On this election day, Hamline University political analyst David Schultz says national polls show Hillary Clinton with a slight lead of two or three points over Donald Trump. But Schultz says, “The more critical thing to look at is the fact that, in critical swing states across the country, she seems to be holding sufficiently that she’ll get to the 270 electoral votes [needed to be elected].” Schultz indicates it’s a long shot for Trump, who has to win North Carolina, Ohio, Florida and a few others — but Schultz says, “There could be that surprise that Trump has been hoping for, where we get large percentages of people who were not expecting to turn out to vote, to pull it off.”
All of Minnesota’s eight seats in the U-S House are up for election as Minnesotans to the polls today. Democrat Rick Nolan faces a tough challenge from Republican Stewart Mills in the 8th District in northeast and north-central Minnesota. Carleton College analyst Steven Schier says, “This is Trump territory now, and that may actually make a difference in giving Stewart Mills the edge over Rick Nolan, but it’ll be a very close contest in any event.” In the 2nd District, from the southeast Twin Cities suburbs down through Goodhue and Wabasha counties, analysts give Democrat Angie Craig an edge over Republican Jason Lewis, noting Craig has raised a lot more money for her campaign.
In the 1st District in southern Minnesota, Democratic incumbent Tim Walz is favored over second-time challenger Jim Hagedorn.
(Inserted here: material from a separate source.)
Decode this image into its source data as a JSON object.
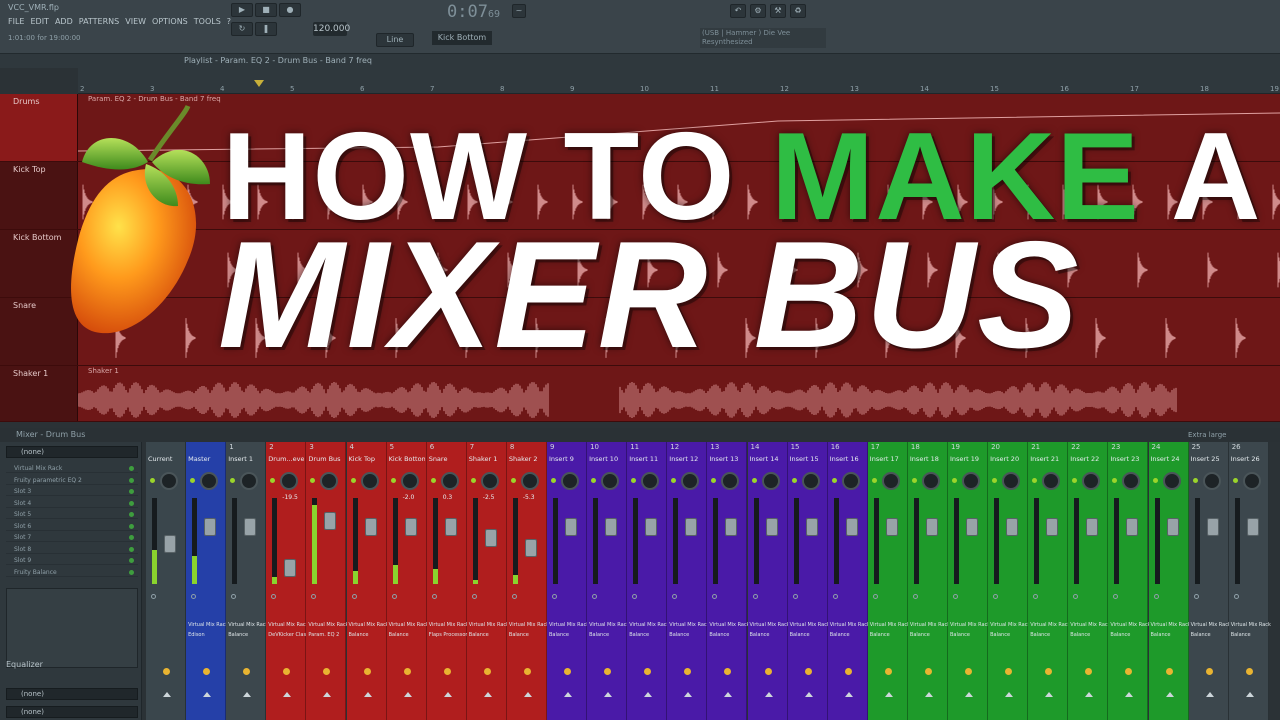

In the 6th District in central Minnesota, analysts predict Republican Tom Emmer will turn back a challenge from Democrat David Snyder. And in the 7th District in western Minnesota, it’s expected Democratic incumbent Collin Peterson will handily defeat Republican David Hughes.
And every seat in the Minnesota House and Senate is up for election today. Republicans want control of the Senate, but Hamline University political analyst David Schultz says that would take “beyond a perfect storm.” Schultz says there are “probably less than 10 seats in the Senate that are really in play. The Republicans would have to just about run the table on most of those seats.” Schultz says the situation is almost the reverse in the Minnesota House, currently controlled by Republicans. “The Democrats would need a near-perfect storm also to be able to take back the House of Representatives,” he says. Schultz says Democrats had some chance to do that, but then Governor Mark Dayton said the Affordable Care Act is no longer affordable.
Here’s an extended interview with Professor Schultz:
And a long-form interview with Professor Schier: